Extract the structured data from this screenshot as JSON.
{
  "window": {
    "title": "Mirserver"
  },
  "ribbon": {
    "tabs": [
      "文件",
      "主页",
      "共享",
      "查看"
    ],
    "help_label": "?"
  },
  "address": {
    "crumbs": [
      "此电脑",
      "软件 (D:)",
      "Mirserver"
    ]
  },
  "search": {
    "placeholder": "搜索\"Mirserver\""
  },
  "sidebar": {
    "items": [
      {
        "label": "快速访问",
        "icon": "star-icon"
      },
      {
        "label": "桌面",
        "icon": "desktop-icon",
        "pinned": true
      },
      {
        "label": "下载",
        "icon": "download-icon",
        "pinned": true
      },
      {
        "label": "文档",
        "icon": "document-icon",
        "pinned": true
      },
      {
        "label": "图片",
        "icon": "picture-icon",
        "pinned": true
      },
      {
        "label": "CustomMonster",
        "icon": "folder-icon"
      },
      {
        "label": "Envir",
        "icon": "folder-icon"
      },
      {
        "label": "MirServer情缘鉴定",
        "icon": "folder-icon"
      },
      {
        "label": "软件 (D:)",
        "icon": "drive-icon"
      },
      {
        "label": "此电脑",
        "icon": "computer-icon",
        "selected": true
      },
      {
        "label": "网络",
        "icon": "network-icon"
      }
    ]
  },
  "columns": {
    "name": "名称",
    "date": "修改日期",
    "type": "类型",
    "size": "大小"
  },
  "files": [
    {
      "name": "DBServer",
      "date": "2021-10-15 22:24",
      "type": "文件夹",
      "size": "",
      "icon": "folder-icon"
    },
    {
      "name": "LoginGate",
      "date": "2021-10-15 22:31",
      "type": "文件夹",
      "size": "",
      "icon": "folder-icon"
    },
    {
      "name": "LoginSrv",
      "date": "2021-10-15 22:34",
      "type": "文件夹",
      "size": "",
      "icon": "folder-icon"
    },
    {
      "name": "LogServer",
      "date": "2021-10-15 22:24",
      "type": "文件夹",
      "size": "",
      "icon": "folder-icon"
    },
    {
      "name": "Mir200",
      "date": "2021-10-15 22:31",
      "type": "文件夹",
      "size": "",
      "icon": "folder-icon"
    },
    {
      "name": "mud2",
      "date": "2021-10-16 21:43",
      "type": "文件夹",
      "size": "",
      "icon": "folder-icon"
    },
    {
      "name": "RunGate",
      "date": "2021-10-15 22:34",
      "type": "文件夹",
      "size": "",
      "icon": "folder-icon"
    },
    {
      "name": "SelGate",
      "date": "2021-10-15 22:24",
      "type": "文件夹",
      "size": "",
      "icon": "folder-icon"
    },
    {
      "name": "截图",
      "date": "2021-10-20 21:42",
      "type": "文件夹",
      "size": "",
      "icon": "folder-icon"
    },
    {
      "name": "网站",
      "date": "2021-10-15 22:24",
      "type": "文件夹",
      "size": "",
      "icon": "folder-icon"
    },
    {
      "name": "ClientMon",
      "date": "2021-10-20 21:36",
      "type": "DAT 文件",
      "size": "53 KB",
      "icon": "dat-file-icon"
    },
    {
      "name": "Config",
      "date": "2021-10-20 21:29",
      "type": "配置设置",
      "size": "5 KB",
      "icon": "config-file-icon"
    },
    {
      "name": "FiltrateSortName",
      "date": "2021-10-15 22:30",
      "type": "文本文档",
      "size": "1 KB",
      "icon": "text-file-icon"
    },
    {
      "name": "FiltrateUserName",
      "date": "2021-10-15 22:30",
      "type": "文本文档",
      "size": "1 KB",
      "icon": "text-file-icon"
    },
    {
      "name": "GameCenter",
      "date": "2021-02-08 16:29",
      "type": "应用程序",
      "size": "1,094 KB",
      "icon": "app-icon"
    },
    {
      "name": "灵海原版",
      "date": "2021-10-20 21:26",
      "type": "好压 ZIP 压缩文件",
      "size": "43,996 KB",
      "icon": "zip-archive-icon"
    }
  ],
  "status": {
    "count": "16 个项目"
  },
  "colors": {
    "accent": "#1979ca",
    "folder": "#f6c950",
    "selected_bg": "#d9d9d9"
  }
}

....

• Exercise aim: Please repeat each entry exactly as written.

• Reply:
Extract the structured data from this screenshot as JSON.
{
  "window": {
    "title": "Mirserver"
  },
  "ribbon": {
    "tabs": [
      "文件",
      "主页",
      "共享",
      "查看"
    ],
    "help_label": "?"
  },
  "address": {
    "crumbs": [
      "此电脑",
      "软件 (D:)",
      "Mirserver"
    ]
  },
  "search": {
    "placeholder": "搜索\"Mirserver\""
  },
  "sidebar": {
    "items": [
      {
        "label": "快速访问",
        "icon": "star-icon"
      },
      {
        "label": "桌面",
        "icon": "desktop-icon",
        "pinned": true
      },
      {
        "label": "下载",
        "icon": "download-icon",
        "pinned": true
      },
      {
        "label": "文档",
        "icon": "document-icon",
        "pinned": true
      },
      {
        "label": "图片",
        "icon": "picture-icon",
        "pinned": true
      },
      {
        "label": "CustomMonster",
        "icon": "folder-icon"
      },
      {
        "label": "Envir",
        "icon": "folder-icon"
      },
      {
        "label": "MirServer情缘鉴定",
        "icon": "folder-icon"
      },
      {
        "label": "软件 (D:)",
        "icon": "drive-icon"
      },
      {
        "label": "此电脑",
        "icon": "computer-icon",
        "selected": true
      },
      {
        "label": "网络",
        "icon": "network-icon"
      }
    ]
  },
  "columns": {
    "name": "名称",
    "date": "修改日期",
    "type": "类型",
    "size": "大小"
  },
  "files": [
    {
      "name": "DBServer",
      "date": "2021-10-15 22:24",
      "type": "文件夹",
      "size": "",
      "icon": "folder-icon"
    },
    {
      "name": "LoginGate",
      "date": "2021-10-15 22:31",
      "type": "文件夹",
      "size": "",
      "icon": "folder-icon"
    },
    {
      "name": "LoginSrv",
      "date": "2021-10-15 22:34",
      "type": "文件夹",
      "size": "",
      "icon": "folder-icon"
    },
    {
      "name": "LogServer",
      "date": "2021-10-15 22:24",
      "type": "文件夹",
      "size": "",
      "icon": "folder-icon"
    },
    {
      "name": "Mir200",
      "date": "2021-10-15 22:31",
      "type": "文件夹",
      "size": "",
      "icon": "folder-icon"
    },
    {
      "name": "mud2",
      "date": "2021-10-16 21:43",
      "type": "文件夹",
      "size": "",
      "icon": "folder-icon"
    },
    {
      "name": "RunGate",
      "date": "2021-10-15 22:34",
      "type": "文件夹",
      "size": "",
      "icon": "folder-icon"
    },
    {
      "name": "SelGate",
      "date": "2021-10-15 22:24",
      "type": "文件夹",
      "size": "",
      "icon": "folder-icon"
    },
    {
      "name": "截图",
      "date": "2021-10-20 21:42",
      "type": "文件夹",
      "size": "",
      "icon": "folder-icon"
    },
    {
      "name": "网站",
      "date": "2021-10-15 22:24",
      "type": "文件夹",
      "size": "",
      "icon": "folder-icon"
    },
    {
      "name": "ClientMon",
      "date": "2021-10-20 21:36",
      "type": "DAT 文件",
      "size": "53 KB",
      "icon": "dat-file-icon"
    },
    {
      "name": "Config",
      "date": "2021-10-20 21:29",
      "type": "配置设置",
      "size": "5 KB",
      "icon": "config-file-icon"
    },
    {
      "name": "FiltrateSortName",
      "date": "2021-10-15 22:30",
      "type": "文本文档",
      "size": "1 KB",
      "icon": "text-file-icon"
    },
    {
      "name": "FiltrateUserName",
      "date": "2021-10-15 22:30",
      "type": "文本文档",
      "size": "1 KB",
      "icon": "text-file-icon"
    },
    {
      "name": "GameCenter",
      "date": "2021-02-08 16:29",
      "type": "应用程序",
      "size": "1,094 KB",
      "icon": "app-icon"
    },
    {
      "name": "灵海原版",
      "date": "2021-10-20 21:26",
      "type": "好压 ZIP 压缩文件",
      "size": "43,996 KB",
      "icon": "zip-archive-icon"
    }
  ],
  "status": {
    "count": "16 个项目"
  },
  "colors": {
    "accent": "#1979ca",
    "folder": "#f6c950",
    "selected_bg": "#d9d9d9"
  }
}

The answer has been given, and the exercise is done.